The Prince George’s County Council unanimously approved legislation Tuesday that will ensure local law enforcement doesn’t work alongside Immigration and Customs Enforcement (ICE) agents to detain residents for non-criminal incidents.
Dozens of residents, community leaders and other supporters of the act held signs that simply said, “Yes to CB-62.”
“Hopefully, we can spread the message to provide this kind of legislation throughout the state,” said Councilwoman Deni Taveras (D-District 2) of Adelphi, who sponsored the legislation. “We need to stress the urgency with which to send a comforting message that shows it’s OK to work with the government.”
Part of the legislation states: “No agent or agency may require persons to prove their citizenship status, country of origin, or information related to their immigration status in the United States. Agents may not request identification for the sole purpose of determining a person’s immigration status.”
Before the council voted 11-0, several people told short stories on how it would bring distrust with police.
Jorge Benitez-Perez of Chillum immigrated to the United States 15 years ago as a 5-year-old boy from El Salvador with his younger brother and mother, Maria Perez, who left an abusive husband.
Last year, a county police officer pulled over Perez for speeding in Hyattsville. Benitez-Perez told the council Tuesday the police officer turned his mother over to ICE agents in Laurel.
Lawyers stepped in and she remains in the county. However, Benitez-Perez said his mother has a hearing in March 2021 and a judge will decide whether she can remain in Prince George’s or is deported back to El Salvador.
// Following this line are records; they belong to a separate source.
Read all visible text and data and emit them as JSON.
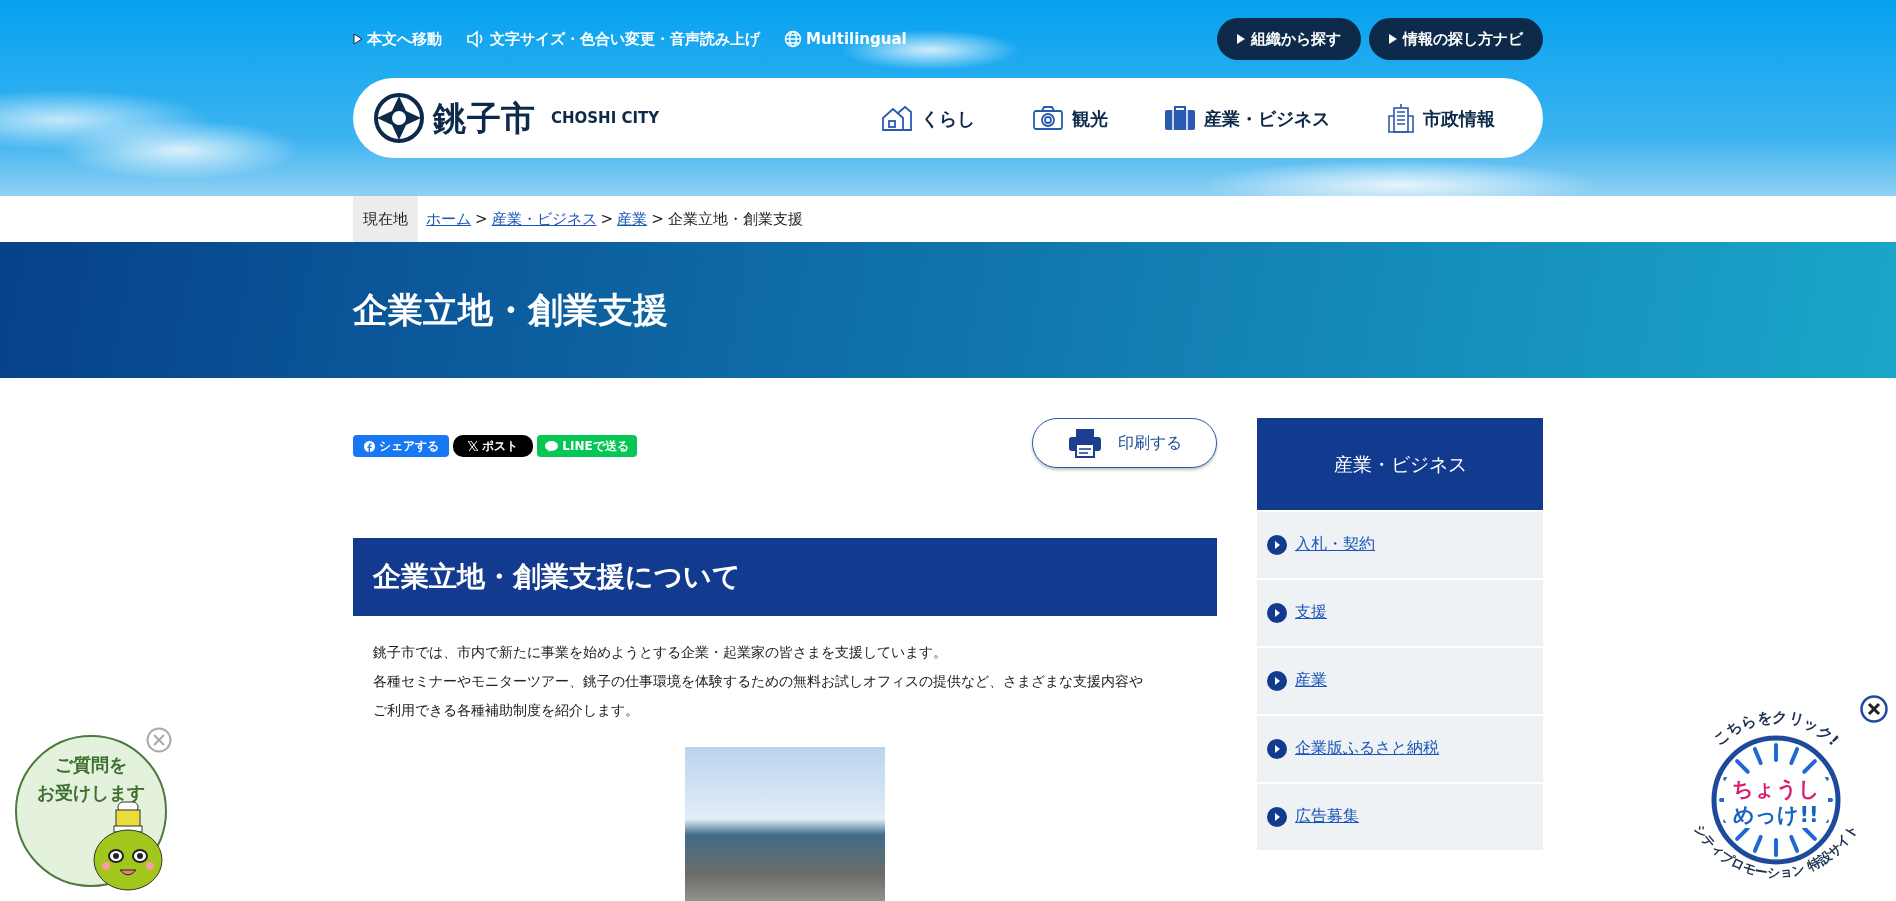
{
  "header": {
    "utility_links": [
      {
        "kind": "skip",
        "label": "本文へ移動"
      },
      {
        "kind": "speaker",
        "label": "文字サイズ・色合い変更・音声読み上げ"
      },
      {
        "kind": "globe",
        "label": "Multilingual"
      }
    ],
    "top_buttons": [
      "組織から探す",
      "情報の探し方ナビ"
    ],
    "logo": {
      "name": "銚子市",
      "subtitle": "CHOSHI CITY"
    },
    "nav": [
      {
        "kind": "house",
        "label": "くらし"
      },
      {
        "kind": "camera",
        "label": "観光"
      },
      {
        "kind": "briefcase",
        "label": "産業・ビジネス"
      },
      {
        "kind": "building",
        "label": "市政情報"
      }
    ]
  },
  "breadcrumb": {
    "label": "現在地",
    "links": [
      "ホーム",
      "産業・ビジネス",
      "産業"
    ],
    "separators": [
      ">",
      ">",
      ">"
    ],
    "current": "企業立地・創業支援"
  },
  "page_title": "企業立地・創業支援",
  "share_buttons": [
    {
      "kind": "facebook",
      "label": "シェアする"
    },
    {
      "kind": "x",
      "label": "ポスト"
    },
    {
      "kind": "line",
      "label": "LINEで送る"
    }
  ],
  "print_button": "印刷する",
  "section": {
    "heading": "企業立地・創業支援について",
    "lines": [
      "銚子市では、市内で新たに事業を始めようとする企業・起業家の皆さまを支援しています。",
      "各種セミナーやモニターツアー、銚子の仕事環境を体験するための無料お試しオフィスの提供など、さまざまな支援内容や",
      "ご利用できる各種補助制度を紹介します。"
    ]
  },
  "sidebar": {
    "title": "産業・ビジネス",
    "items": [
      "入札・契約",
      "支援",
      "産業",
      "企業版ふるさと納税",
      "広告募集"
    ]
  },
  "chat_widget": {
    "lines": [
      "ご質問を",
      "お受けします"
    ]
  },
  "promo_badge": {
    "top": "こちらをクリック!",
    "logo_lines": [
      "ちょうし",
      "めっけ!!"
    ],
    "bottom": "シティプロモーション 特設サイト"
  }
}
“She has no criminal record. She’s raised me and my brother the right way,” said Benitez-Perez, 20, a student at Prince George’s Community College studying political science. “Nobody believed this was happening to my mom. I’m glad this legislation passed so no one else will have to go through this.”
Former state Sen. Victor Ramirez also gave testimony. He presented similar legislation two years ago in Annapolis, but didn’t pass.
“What [Benitez-Perez] did showed a lot of courage. He should be enjoying college, but he is worried about his mother being deported and could drastically change his life,” Ramirez said. “There’s no new [state] leadership. I hope the General Assembly will say, ‘It’s time to pass something that protects every one of our residents from being harassed.”
In other business, the council approved legislation on non-compostable straws and stirrers with an agreeable amendment from Councilman Tom Dernoga.
Instead of an outright ban on straws, retailers and restaurants can sell and provide them for those with physical or medical needs.
A business can sell items that are “home compostable,” which means they are biodegradable.
“This was complex and a good learning experience,” Dernoga said. “The thing that I walk away from this is we have the retailers and the Sierra Club supporting the bill. Something turned out OK.”
Before the nearly all-day session began Tuesday, the council confirmed several appointments, including Major Riddick Jr. as chief administrative officer.
One notable person came to offer his support for Riddick: former Prince George’s County Executive Rushern L. Baker III.
“There are very few things that would get me to move out of my house to go anywhere these days,” he said. “I want somebody who understands the county and the state and the budget to be advising my county executive. It is purely for a selfish reason, Major, that I stand here. My wife and I ain’t going nowhere. This is our county and we want the best for it.”